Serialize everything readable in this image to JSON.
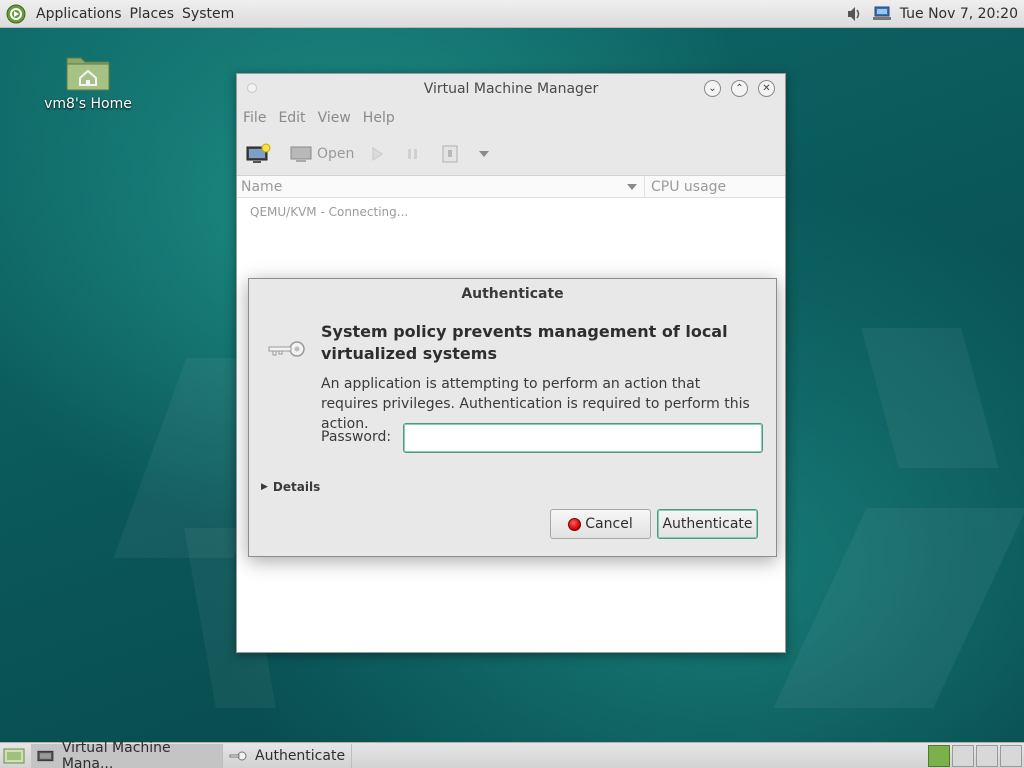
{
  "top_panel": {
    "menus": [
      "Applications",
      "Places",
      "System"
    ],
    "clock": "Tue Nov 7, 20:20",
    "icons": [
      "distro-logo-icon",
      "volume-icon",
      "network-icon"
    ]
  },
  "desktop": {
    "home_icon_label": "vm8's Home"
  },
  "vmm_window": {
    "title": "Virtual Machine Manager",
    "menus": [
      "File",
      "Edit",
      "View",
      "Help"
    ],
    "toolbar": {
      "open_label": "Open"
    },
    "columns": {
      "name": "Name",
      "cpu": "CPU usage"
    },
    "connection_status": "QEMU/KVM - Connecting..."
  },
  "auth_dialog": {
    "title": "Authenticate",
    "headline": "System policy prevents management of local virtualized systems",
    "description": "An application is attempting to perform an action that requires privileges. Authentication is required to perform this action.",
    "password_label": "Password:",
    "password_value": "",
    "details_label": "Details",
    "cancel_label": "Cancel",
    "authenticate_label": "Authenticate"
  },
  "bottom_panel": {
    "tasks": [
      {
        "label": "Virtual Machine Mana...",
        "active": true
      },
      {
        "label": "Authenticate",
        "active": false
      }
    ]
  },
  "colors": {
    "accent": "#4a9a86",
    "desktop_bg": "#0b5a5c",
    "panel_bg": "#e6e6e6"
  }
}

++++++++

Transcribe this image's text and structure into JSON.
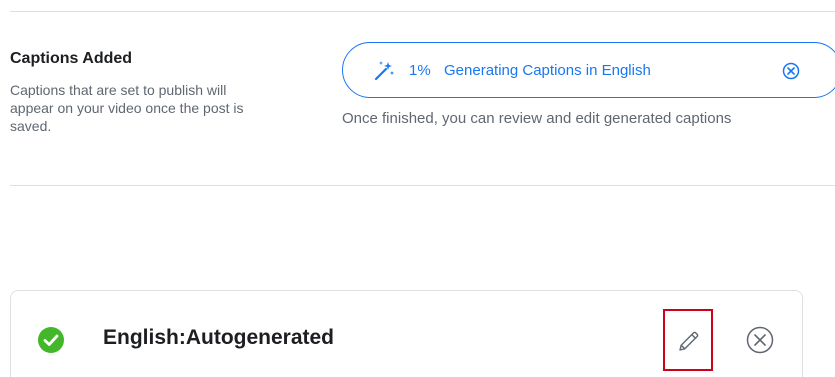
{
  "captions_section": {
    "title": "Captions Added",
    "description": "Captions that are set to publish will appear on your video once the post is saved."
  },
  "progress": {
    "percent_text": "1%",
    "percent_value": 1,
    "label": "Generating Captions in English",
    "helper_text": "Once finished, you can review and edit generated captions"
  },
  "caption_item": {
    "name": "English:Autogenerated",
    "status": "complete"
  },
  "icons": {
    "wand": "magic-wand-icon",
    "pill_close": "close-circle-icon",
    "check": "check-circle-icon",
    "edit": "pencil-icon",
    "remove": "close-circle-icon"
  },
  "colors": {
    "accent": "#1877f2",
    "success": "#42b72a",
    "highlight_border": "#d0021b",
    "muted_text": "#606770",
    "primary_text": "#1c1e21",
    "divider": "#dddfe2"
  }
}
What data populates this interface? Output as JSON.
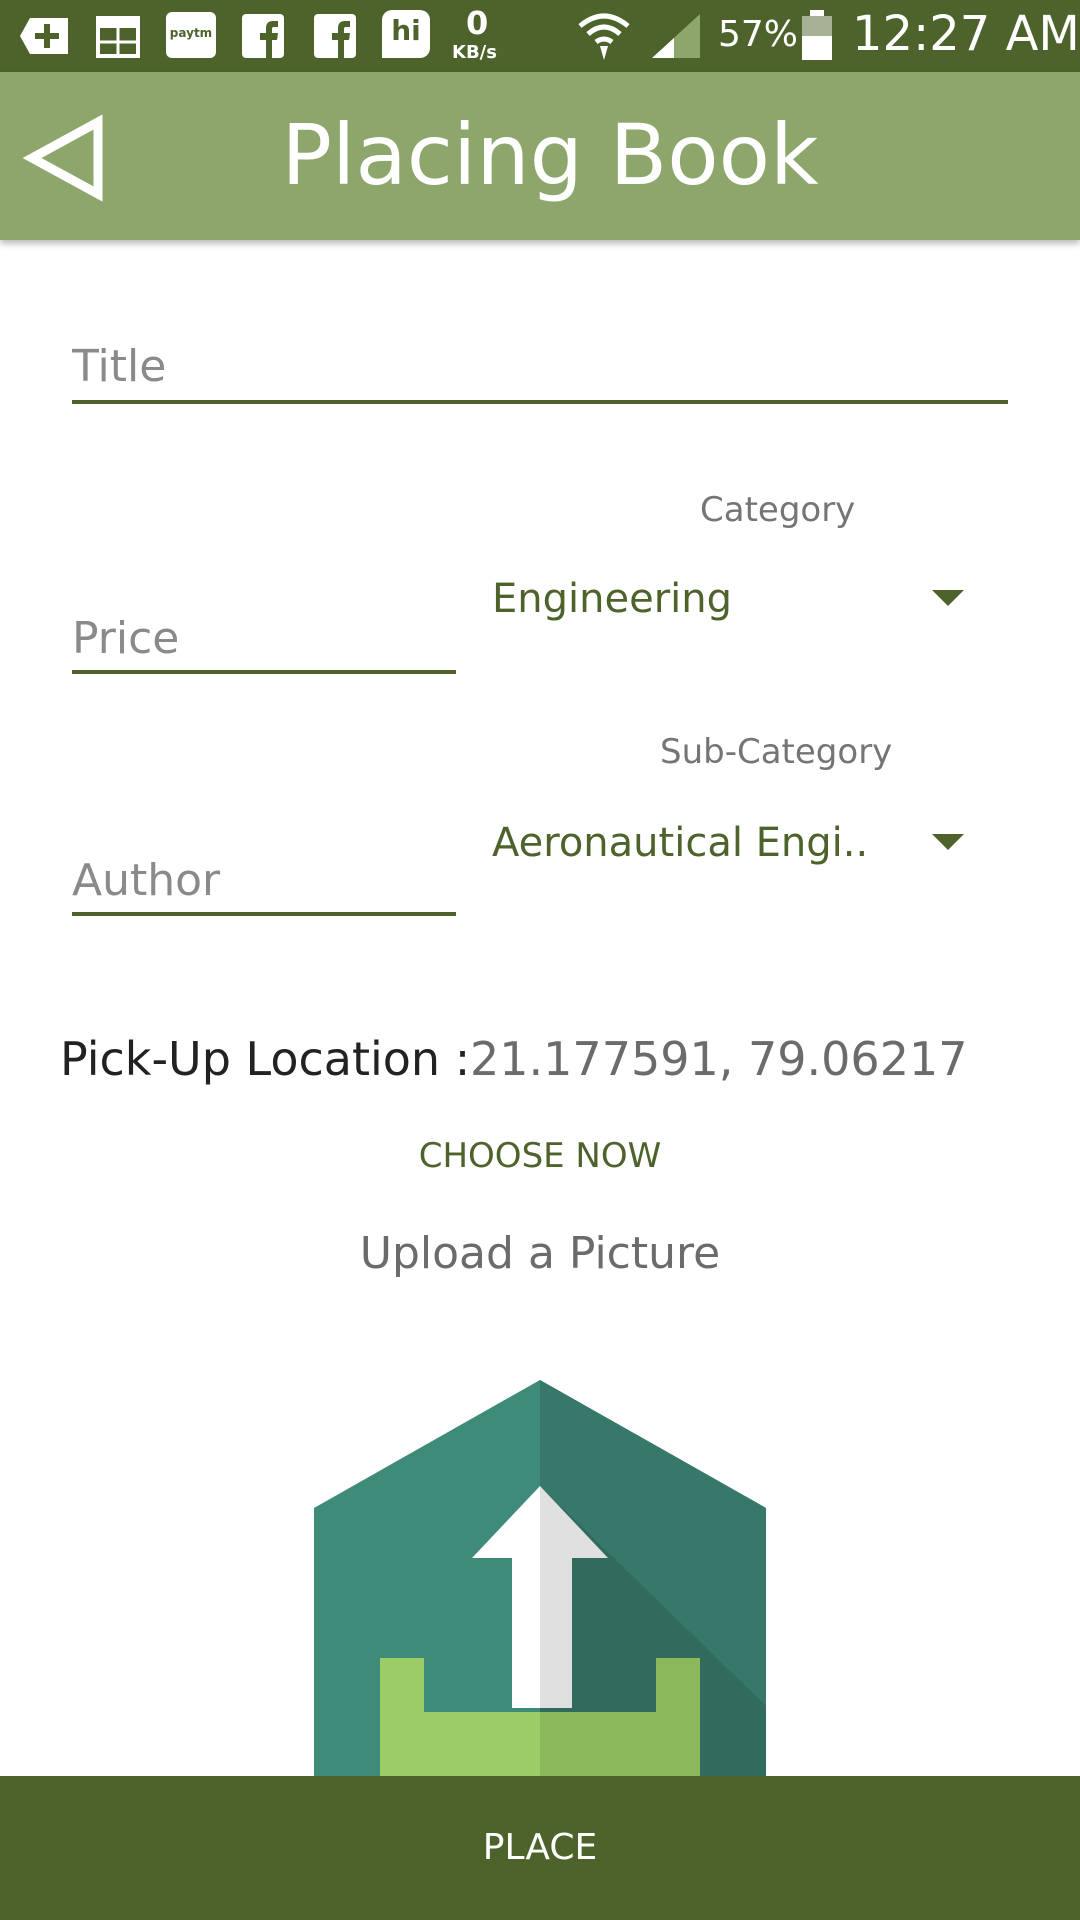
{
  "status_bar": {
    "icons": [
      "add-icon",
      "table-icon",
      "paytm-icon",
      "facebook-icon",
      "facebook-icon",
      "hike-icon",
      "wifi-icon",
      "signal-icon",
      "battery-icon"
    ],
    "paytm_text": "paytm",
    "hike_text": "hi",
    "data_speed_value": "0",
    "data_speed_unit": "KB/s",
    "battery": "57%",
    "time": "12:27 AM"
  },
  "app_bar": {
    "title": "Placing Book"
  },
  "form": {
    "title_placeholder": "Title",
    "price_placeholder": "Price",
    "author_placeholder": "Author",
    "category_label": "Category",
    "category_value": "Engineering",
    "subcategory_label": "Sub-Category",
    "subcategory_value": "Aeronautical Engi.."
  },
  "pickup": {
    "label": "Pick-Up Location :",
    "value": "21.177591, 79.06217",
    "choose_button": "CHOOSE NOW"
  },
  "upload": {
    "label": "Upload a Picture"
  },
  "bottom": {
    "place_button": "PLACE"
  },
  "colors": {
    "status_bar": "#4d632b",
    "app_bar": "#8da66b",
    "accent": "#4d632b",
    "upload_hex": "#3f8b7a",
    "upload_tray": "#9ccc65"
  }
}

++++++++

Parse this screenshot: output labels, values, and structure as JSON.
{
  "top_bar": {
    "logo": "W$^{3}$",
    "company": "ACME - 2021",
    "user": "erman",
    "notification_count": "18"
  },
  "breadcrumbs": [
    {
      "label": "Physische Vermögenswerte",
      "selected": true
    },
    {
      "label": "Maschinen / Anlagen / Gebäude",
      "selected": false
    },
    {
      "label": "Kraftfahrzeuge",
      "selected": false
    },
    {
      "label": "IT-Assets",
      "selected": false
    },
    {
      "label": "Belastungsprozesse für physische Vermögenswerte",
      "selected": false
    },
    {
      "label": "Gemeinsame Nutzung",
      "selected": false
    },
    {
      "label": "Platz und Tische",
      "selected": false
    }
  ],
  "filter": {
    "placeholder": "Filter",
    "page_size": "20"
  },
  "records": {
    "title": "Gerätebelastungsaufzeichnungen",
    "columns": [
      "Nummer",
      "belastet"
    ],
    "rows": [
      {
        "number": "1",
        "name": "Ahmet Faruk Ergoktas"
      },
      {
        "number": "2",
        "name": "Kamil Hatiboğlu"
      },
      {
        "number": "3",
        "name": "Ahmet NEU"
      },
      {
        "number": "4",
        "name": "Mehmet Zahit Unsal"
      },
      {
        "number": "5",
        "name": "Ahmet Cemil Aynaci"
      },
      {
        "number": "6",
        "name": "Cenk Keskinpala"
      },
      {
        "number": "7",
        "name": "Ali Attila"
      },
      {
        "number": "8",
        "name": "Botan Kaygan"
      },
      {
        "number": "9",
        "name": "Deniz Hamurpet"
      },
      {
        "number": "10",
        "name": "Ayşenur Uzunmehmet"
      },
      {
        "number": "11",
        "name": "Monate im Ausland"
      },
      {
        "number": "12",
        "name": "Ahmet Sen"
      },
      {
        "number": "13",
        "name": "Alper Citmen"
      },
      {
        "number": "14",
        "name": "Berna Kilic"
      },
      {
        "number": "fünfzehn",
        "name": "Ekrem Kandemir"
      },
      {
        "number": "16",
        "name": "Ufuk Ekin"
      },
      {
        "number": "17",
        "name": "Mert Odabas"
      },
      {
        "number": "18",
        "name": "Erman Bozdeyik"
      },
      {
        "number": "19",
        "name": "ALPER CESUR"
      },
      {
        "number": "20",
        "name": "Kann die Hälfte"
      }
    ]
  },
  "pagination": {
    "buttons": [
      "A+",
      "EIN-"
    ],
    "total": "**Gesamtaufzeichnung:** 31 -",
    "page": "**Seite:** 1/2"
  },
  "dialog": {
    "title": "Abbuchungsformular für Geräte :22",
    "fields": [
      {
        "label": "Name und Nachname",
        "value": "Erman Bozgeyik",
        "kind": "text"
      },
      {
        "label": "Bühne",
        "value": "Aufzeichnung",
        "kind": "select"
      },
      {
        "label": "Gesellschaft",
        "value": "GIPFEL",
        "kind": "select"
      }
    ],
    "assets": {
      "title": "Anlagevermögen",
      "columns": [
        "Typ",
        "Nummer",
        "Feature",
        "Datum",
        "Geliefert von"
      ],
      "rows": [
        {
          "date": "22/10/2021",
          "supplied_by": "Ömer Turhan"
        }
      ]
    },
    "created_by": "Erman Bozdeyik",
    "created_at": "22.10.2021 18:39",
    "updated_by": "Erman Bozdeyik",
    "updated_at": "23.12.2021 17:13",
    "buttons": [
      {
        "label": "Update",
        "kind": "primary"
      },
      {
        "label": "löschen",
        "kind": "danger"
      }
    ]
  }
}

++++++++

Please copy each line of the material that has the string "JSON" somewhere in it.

Serialize everything readable in this image to JSON.
Transcribe this image's text and structure into JSON.
What data populates this interface? Output as JSON.
Parse this screenshot: output labels, values, and structure as JSON.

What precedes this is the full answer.